BEGIN INPUT MATERIAL

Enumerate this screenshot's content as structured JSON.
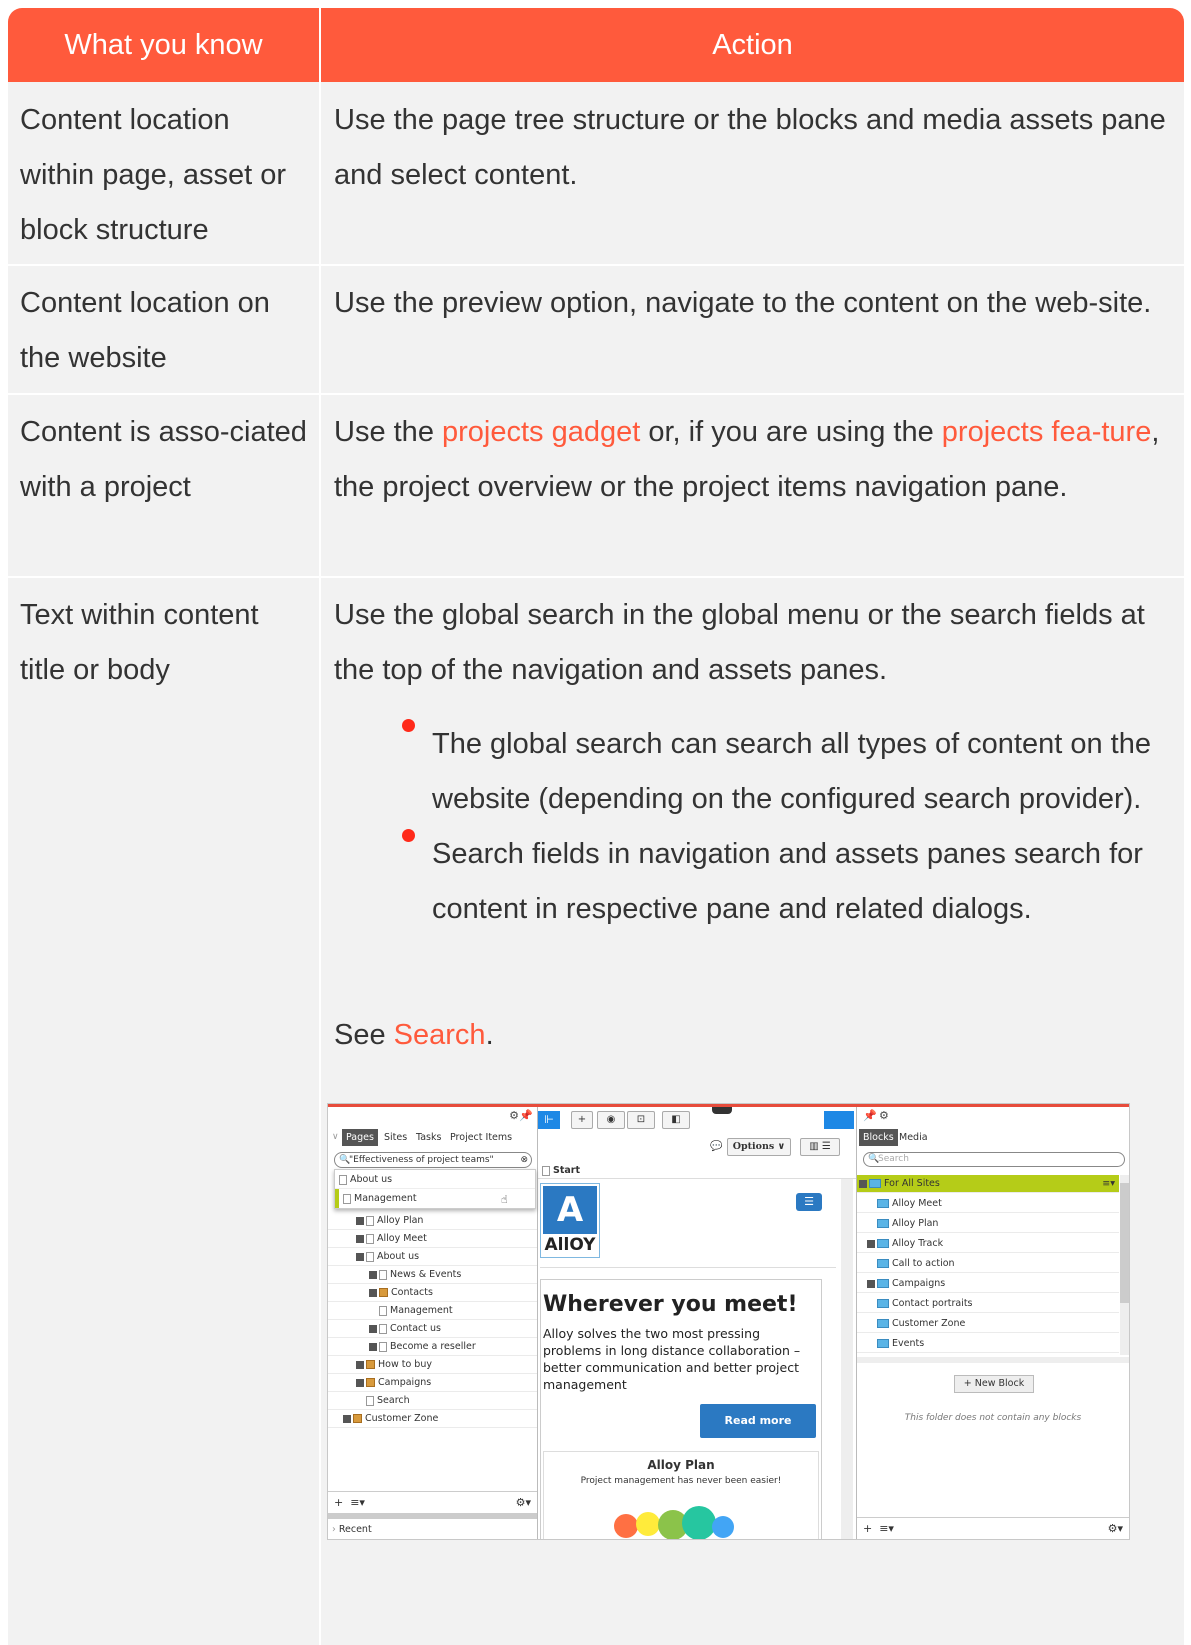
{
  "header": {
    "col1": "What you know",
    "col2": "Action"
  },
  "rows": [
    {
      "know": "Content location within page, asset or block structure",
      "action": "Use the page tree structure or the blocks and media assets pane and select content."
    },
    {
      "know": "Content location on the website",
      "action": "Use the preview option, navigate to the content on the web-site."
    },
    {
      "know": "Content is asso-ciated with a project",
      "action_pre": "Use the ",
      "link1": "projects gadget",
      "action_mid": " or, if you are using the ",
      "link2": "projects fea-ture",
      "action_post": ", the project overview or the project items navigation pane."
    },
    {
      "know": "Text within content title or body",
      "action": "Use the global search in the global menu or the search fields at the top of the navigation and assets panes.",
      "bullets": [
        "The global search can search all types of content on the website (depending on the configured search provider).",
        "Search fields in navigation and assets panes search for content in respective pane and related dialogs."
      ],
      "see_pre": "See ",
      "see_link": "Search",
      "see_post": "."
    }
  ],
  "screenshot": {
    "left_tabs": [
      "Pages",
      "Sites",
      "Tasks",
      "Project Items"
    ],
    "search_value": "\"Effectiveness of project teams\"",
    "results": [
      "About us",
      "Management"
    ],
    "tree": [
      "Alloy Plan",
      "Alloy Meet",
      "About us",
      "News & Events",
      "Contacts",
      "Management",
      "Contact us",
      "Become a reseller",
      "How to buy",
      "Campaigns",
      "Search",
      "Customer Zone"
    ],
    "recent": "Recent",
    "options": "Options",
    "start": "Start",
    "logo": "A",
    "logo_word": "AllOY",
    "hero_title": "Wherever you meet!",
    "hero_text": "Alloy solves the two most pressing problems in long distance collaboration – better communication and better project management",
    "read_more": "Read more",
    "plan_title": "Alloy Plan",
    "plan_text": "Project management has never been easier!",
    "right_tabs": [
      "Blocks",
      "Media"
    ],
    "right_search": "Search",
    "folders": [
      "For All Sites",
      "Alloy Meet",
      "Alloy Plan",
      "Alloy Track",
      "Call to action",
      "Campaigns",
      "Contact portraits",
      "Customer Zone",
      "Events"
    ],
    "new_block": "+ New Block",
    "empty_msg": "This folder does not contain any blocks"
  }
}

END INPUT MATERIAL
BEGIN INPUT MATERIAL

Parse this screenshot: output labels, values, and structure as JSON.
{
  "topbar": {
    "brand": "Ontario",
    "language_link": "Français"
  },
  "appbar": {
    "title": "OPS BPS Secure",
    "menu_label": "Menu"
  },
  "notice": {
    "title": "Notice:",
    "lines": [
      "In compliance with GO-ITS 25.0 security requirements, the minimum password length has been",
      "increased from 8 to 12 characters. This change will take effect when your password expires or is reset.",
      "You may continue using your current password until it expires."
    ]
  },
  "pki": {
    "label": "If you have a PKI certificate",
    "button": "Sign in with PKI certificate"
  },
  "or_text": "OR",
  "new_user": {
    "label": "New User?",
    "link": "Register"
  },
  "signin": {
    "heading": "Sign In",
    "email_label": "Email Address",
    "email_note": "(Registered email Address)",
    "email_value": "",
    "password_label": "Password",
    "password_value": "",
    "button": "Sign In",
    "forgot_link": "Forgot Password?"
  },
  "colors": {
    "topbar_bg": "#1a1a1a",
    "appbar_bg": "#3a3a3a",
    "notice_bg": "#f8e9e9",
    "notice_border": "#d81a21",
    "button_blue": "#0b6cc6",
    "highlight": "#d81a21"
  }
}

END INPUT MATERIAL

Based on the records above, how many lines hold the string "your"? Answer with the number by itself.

2